by Joanna Moorhead
WOMEN and laypeople have an important role to play in the training of priests, according to a document published this week which lays down guidelines for the running of English seminaries into the 2Ist centurs .
The document, A Charter for Priestly Formation, also says seminaries should increase their links with the outside world, and that student priests ought to spend at least a year working in a parish during their training.
Twenty years' consultation with bishops, priests and laypeople have led to the publication of the charter, which is seen as bringing seminary training up to date with many of the changes in society and in the church over recent decades. As well as acknowledging the role of women and laypeople, the document recognises that account must be taken of the increasingly-warm ecumenical environment, and of the multifaith nature of Britain today.

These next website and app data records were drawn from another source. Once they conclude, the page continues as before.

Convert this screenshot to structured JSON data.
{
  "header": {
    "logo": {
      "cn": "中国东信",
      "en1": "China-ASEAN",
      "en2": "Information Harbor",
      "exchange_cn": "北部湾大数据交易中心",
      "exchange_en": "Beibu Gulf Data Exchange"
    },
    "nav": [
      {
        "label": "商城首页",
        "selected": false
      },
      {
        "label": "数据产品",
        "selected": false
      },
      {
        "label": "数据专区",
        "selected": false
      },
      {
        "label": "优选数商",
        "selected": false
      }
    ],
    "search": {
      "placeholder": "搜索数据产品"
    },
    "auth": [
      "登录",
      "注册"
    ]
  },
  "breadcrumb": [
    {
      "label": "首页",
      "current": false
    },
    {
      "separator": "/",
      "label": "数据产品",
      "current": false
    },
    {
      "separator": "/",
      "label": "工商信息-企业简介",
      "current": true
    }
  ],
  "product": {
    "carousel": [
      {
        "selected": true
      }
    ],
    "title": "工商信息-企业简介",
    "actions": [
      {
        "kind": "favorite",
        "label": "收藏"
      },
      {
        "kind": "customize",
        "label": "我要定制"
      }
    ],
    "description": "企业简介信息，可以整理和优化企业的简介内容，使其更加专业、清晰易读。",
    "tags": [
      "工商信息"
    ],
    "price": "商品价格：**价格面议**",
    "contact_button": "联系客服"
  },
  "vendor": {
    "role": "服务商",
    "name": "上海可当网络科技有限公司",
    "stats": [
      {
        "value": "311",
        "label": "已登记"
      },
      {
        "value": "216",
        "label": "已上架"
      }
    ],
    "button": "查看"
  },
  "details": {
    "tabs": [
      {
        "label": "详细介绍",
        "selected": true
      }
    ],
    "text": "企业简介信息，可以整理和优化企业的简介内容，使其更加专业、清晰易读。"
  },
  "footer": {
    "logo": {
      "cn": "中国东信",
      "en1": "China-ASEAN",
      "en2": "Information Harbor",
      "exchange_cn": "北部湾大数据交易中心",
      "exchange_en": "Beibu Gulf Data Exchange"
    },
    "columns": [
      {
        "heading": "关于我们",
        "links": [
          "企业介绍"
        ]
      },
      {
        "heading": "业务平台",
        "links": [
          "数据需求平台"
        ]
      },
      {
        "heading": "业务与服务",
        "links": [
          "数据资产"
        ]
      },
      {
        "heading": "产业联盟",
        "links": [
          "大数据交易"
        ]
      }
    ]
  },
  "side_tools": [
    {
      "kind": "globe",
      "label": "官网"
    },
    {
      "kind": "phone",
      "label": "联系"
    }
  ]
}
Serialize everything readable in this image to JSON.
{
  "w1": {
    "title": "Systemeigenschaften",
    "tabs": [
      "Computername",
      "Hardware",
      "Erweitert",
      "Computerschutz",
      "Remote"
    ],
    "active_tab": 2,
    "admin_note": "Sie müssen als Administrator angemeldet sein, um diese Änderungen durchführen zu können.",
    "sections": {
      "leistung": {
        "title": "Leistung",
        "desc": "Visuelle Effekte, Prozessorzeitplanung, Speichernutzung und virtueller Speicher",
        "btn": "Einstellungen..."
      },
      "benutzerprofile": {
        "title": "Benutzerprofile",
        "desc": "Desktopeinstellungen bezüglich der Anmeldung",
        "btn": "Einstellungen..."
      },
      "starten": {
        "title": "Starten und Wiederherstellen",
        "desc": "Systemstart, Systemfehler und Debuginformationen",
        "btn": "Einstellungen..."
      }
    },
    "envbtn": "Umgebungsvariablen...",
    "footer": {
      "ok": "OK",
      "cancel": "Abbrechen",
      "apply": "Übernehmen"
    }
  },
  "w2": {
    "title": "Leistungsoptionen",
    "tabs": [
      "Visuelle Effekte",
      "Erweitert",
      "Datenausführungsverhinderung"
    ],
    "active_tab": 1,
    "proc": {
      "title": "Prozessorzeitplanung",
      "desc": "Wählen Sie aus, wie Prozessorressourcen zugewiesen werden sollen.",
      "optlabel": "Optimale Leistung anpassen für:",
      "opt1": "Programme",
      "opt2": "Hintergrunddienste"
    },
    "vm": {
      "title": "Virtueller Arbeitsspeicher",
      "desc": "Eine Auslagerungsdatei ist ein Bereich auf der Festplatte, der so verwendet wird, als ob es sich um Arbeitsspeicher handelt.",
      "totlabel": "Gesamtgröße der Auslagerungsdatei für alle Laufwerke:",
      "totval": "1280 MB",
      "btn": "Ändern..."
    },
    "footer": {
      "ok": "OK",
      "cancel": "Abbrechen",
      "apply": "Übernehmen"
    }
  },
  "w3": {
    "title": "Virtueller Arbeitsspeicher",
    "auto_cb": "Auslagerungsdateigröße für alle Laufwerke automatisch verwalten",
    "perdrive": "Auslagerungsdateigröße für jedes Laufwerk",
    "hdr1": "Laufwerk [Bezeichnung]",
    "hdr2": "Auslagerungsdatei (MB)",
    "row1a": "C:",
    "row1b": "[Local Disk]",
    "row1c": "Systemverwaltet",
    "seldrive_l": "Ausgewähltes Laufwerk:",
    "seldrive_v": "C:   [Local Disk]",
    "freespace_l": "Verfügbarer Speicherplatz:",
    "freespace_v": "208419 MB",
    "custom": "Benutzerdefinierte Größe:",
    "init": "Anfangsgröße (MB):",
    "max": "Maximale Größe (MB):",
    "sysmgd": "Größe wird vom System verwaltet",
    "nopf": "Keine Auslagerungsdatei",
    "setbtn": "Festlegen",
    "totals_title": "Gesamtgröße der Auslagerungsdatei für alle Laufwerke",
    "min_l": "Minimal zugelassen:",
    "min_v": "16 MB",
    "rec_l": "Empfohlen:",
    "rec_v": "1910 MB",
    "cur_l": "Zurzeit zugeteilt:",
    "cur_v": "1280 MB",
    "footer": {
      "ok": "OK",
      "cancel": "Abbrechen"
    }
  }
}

The charter lays down principles for priestly formation, which it lists as the fact that training should take place in close contact with the church community; that it should enable the priest to preach the kingdom of God and to lead the celebration of the sacraments and to lead the community; and that it should concentrate on the personal development of each priest's growth to maturity. There are currently 300 students at the seven seminaries serving England and Wales.